*Task brief*
From the first line to the last, repeat the data below exactly.

*Input*
BEGIN

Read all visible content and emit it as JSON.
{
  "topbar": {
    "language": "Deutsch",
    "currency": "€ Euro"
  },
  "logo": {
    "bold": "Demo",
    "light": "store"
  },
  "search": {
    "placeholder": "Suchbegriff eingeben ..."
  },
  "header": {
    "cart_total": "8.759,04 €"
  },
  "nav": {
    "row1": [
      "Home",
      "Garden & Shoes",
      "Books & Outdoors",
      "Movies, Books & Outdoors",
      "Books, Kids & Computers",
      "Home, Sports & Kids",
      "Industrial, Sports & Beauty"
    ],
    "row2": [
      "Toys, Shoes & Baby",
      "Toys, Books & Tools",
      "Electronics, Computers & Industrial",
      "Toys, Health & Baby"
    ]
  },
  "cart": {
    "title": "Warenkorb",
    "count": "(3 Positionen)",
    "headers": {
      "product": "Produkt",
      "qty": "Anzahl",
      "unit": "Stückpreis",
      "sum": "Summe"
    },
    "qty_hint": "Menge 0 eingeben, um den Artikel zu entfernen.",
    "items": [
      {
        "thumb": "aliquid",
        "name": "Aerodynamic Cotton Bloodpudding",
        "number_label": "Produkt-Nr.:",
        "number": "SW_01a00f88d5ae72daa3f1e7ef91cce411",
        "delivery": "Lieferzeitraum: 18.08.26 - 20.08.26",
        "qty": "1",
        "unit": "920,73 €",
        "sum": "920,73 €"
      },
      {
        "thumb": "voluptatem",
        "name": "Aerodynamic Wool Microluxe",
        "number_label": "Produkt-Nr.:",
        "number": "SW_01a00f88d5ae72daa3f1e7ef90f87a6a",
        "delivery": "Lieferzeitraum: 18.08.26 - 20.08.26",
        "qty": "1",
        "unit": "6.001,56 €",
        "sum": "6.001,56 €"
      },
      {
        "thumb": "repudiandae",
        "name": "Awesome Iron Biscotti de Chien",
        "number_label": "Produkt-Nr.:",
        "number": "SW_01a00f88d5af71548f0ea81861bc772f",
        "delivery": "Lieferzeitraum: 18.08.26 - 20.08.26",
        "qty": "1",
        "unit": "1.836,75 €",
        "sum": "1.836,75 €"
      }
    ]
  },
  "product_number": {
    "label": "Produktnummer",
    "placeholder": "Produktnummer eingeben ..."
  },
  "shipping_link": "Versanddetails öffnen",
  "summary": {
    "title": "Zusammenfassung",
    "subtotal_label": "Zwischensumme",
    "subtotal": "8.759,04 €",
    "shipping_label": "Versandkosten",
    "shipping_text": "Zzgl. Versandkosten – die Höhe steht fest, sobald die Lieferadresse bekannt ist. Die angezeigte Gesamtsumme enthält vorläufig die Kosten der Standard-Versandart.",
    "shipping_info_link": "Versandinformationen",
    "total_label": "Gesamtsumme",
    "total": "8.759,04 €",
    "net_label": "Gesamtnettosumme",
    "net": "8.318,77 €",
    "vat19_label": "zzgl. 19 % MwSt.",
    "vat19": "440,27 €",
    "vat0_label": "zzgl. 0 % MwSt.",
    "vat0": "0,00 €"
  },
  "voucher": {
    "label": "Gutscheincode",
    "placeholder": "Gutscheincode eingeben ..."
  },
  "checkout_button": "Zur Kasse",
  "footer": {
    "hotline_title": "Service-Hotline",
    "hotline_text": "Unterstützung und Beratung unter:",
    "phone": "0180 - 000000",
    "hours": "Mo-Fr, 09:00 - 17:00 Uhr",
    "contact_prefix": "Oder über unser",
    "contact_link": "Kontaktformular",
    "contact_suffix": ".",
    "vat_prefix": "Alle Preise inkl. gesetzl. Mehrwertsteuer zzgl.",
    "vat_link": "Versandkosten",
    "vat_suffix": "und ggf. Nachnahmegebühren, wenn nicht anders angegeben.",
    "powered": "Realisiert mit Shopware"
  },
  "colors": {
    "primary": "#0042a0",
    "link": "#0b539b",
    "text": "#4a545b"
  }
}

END

*Solution to the problem*
Read all visible content and emit it as JSON.
{
  "topbar": {
    "language": "Deutsch",
    "currency": "€ Euro"
  },
  "logo": {
    "bold": "Demo",
    "light": "store"
  },
  "search": {
    "placeholder": "Suchbegriff eingeben ..."
  },
  "header": {
    "cart_total": "8.759,04 €"
  },
  "nav": {
    "row1": [
      "Home",
      "Garden & Shoes",
      "Books & Outdoors",
      "Movies, Books & Outdoors",
      "Books, Kids & Computers",
      "Home, Sports & Kids",
      "Industrial, Sports & Beauty"
    ],
    "row2": [
      "Toys, Shoes & Baby",
      "Toys, Books & Tools",
      "Electronics, Computers & Industrial",
      "Toys, Health & Baby"
    ]
  },
  "cart": {
    "title": "Warenkorb",
    "count": "(3 Positionen)",
    "headers": {
      "product": "Produkt",
      "qty": "Anzahl",
      "unit": "Stückpreis",
      "sum": "Summe"
    },
    "qty_hint": "Menge 0 eingeben, um den Artikel zu entfernen.",
    "items": [
      {
        "thumb": "aliquid",
        "name": "Aerodynamic Cotton Bloodpudding",
        "number_label": "Produkt-Nr.:",
        "number": "SW_01a00f88d5ae72daa3f1e7ef91cce411",
        "delivery": "Lieferzeitraum: 18.08.26 - 20.08.26",
        "qty": "1",
        "unit": "920,73 €",
        "sum": "920,73 €"
      },
      {
        "thumb": "voluptatem",
        "name": "Aerodynamic Wool Microluxe",
        "number_label": "Produkt-Nr.:",
        "number": "SW_01a00f88d5ae72daa3f1e7ef90f87a6a",
        "delivery": "Lieferzeitraum: 18.08.26 - 20.08.26",
        "qty": "1",
        "unit": "6.001,56 €",
        "sum": "6.001,56 €"
      },
      {
        "thumb": "repudiandae",
        "name": "Awesome Iron Biscotti de Chien",
        "number_label": "Produkt-Nr.:",
        "number": "SW_01a00f88d5af71548f0ea81861bc772f",
        "delivery": "Lieferzeitraum: 18.08.26 - 20.08.26",
        "qty": "1",
        "unit": "1.836,75 €",
        "sum": "1.836,75 €"
      }
    ]
  },
  "product_number": {
    "label": "Produktnummer",
    "placeholder": "Produktnummer eingeben ..."
  },
  "shipping_link": "Versanddetails öffnen",
  "summary": {
    "title": "Zusammenfassung",
    "subtotal_label": "Zwischensumme",
    "subtotal": "8.759,04 €",
    "shipping_label": "Versandkosten",
    "shipping_text": "Zzgl. Versandkosten – die Höhe steht fest, sobald die Lieferadresse bekannt ist. Die angezeigte Gesamtsumme enthält vorläufig die Kosten der Standard-Versandart.",
    "shipping_info_link": "Versandinformationen",
    "total_label": "Gesamtsumme",
    "total": "8.759,04 €",
    "net_label": "Gesamtnettosumme",
    "net": "8.318,77 €",
    "vat19_label": "zzgl. 19 % MwSt.",
    "vat19": "440,27 €",
    "vat0_label": "zzgl. 0 % MwSt.",
    "vat0": "0,00 €"
  },
  "voucher": {
    "label": "Gutscheincode",
    "placeholder": "Gutscheincode eingeben ..."
  },
  "checkout_button": "Zur Kasse",
  "footer": {
    "hotline_title": "Service-Hotline",
    "hotline_text": "Unterstützung und Beratung unter:",
    "phone": "0180 - 000000",
    "hours": "Mo-Fr, 09:00 - 17:00 Uhr",
    "contact_prefix": "Oder über unser",
    "contact_link": "Kontaktformular",
    "contact_suffix": ".",
    "vat_prefix": "Alle Preise inkl. gesetzl. Mehrwertsteuer zzgl.",
    "vat_link": "Versandkosten",
    "vat_suffix": "und ggf. Nachnahmegebühren, wenn nicht anders angegeben.",
    "powered": "Realisiert mit Shopware"
  },
  "colors": {
    "primary": "#0042a0",
    "link": "#0b539b",
    "text": "#4a545b"
  }
}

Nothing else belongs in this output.